Dillard's Inc. is closing a store in a North Carolina shopping mall that has already lost Macy's, Sears and J.C. Penney stores.
A notice to 84 employees at the Dillard's location in Cary went out Friday under the Worker Adjustment and Retraining Notification Act. Documents filed with North Carolina's Department of Commerce list a Sept. 13 date for the store's closure.
A spokesman for the Little Rock-based department store chain said in an email Tuesday that "it is not unusual for us to close locations from time to time and make market adjustments where appropriate." So far this year, the spokesman said, Dillard's has closed stores in Muskogee, Okla., and Boardman, Ohio.
Malls across the U.S. continue to struggle as customers find other ways to shop.
In addition to the closure in North Carolina, the company has announced that a store at Oakwood Mall in Enid, Okla., will close around the end of the year. Also, a Dillard's store will close Aug. 3 at the Mall of the Bluffs in Council Bluffs, Iowa, where it had been an anchor store since 1988.
Dillard's currently operates 289 stores in 29 states, the spokesman said.
At its annual shareholders meeting in May, Dillard's Chief Executive Officer William Dillard II noted the retailer had payed off $248 million in long-term debt since January 2018, and it has bought back 1.7 million shares of Class A common stock since last year's annual meeting. However, he admitted, "Mall-based retailing is going through a difficult time. Our job is to be open next year. We're going to be one of the leaders and still get to play tomorrow."
Dillard's shares closed Tuesday at $67.20, up $1.66, or 2.53%, on the New York Stock Exchange. Its shares have traded between $53.96 and $94.03 in the past year.
Dillard's stores often anchor mall property, as they do at Pinnacle Hills Promenade in Rogers, Northwest Arkansas Mall in Fayetteville and Park Plaza mall in Little Rock. However, real estate tracking by Coresight Research found in mid-April that U.S. retailers had announced plans to close 5,994 stores and open 2,641. In all of 2018, 5,864 store closures were announced and 3,239 stores opened.
Traditional mall retailers closing stores recently include Payless ShoeSource, Gymboree, Charlotte Russe, Victoria's Secret, The Gap and Forever 21.
A report by data analytics firm Thasos suggests that foot traffic at malls anchored by department stores peaked in August of last year and has been falling since. Part of the reason may be that "the format is structurally disadvantaged," said Steve Dennis, president and co-founder of SageBerry Consulting LLC. The nature of the mall format means it's "not responsive to customer demands [and] trends and difficult to shift," he said.
Cary Towne Center, the North Carolina mall, was purchased in February by Turnbridge Equities and Denali Properties, and the new owners have plans to draw traffic once again.
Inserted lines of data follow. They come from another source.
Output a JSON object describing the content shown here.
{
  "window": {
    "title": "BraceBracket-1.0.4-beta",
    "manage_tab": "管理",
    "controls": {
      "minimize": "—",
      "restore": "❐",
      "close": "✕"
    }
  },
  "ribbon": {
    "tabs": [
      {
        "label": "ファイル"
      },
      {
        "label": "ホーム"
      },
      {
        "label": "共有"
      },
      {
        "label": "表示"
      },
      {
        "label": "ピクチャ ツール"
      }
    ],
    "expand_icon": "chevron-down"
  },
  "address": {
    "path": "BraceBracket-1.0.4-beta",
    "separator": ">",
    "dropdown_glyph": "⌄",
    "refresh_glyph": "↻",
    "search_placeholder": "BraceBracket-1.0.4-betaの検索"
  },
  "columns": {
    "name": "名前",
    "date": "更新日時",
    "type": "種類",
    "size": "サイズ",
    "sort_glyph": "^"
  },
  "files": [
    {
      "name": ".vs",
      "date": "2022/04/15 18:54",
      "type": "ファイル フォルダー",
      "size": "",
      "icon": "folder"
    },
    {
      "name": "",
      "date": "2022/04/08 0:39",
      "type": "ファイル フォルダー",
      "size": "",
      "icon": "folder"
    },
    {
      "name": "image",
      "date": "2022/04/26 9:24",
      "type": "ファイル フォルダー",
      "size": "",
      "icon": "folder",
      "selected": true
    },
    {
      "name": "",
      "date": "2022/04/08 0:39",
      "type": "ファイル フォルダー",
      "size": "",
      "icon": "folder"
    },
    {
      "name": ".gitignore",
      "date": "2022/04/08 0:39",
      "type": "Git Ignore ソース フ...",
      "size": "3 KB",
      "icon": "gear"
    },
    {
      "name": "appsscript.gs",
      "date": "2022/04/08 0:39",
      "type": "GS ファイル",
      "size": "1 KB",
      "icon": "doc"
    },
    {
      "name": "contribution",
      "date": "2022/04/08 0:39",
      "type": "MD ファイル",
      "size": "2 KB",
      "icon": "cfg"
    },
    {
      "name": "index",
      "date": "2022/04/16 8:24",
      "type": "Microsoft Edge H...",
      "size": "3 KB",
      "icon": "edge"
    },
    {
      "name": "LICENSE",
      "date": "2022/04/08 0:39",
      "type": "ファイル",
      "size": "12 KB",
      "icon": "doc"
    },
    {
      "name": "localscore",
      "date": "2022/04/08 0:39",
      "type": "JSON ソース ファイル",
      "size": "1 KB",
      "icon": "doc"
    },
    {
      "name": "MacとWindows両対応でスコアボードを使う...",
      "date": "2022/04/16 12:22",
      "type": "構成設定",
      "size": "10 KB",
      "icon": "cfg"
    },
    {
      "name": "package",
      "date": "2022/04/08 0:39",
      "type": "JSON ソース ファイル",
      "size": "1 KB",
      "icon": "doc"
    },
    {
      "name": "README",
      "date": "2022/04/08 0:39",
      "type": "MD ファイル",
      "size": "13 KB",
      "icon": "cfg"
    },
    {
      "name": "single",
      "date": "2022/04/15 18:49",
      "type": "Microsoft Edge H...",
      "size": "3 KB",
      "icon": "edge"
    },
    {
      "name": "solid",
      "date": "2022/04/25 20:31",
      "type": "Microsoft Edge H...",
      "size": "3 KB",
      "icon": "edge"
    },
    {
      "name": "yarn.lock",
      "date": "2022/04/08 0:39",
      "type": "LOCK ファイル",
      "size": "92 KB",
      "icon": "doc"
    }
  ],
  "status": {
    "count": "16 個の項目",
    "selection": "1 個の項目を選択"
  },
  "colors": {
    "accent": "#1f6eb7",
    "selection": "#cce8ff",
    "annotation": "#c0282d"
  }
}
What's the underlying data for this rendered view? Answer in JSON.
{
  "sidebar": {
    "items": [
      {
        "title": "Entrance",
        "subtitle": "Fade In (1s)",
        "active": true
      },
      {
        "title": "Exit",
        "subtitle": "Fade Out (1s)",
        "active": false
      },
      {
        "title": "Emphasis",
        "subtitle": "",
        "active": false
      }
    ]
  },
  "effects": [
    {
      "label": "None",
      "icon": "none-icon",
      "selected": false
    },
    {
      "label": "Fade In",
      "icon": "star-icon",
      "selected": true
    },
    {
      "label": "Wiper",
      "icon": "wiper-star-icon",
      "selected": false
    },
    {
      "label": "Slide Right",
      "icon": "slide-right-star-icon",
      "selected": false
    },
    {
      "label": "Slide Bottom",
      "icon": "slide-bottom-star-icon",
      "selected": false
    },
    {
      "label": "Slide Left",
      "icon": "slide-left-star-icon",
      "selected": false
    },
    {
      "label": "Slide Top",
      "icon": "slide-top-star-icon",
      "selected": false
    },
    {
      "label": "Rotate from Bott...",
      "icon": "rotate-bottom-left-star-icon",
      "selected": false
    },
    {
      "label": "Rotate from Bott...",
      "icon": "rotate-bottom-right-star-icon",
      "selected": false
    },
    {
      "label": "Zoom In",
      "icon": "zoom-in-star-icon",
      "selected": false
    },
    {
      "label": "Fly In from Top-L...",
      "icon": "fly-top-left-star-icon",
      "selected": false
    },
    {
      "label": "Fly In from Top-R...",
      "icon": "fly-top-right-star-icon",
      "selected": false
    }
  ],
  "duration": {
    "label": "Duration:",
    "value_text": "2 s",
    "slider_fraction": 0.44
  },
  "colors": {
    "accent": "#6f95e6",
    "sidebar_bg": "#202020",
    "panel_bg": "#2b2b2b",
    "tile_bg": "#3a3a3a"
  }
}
According to a rezoning request, their preliminary redevelopment plan includes adding office space, residential units and a hotel to the mall property.
Greg Petro, president and chief executive of First Insight, said in an April article for Forbes that this ability to evolve "to stay connected to the zeitgeist" is the hallmark of successful malls. "Shopping malls must continue to transform to survive the generational changes," he said. "As with so many other areas of retail and beyond, it's evolve or die."
Business on 07/17/2019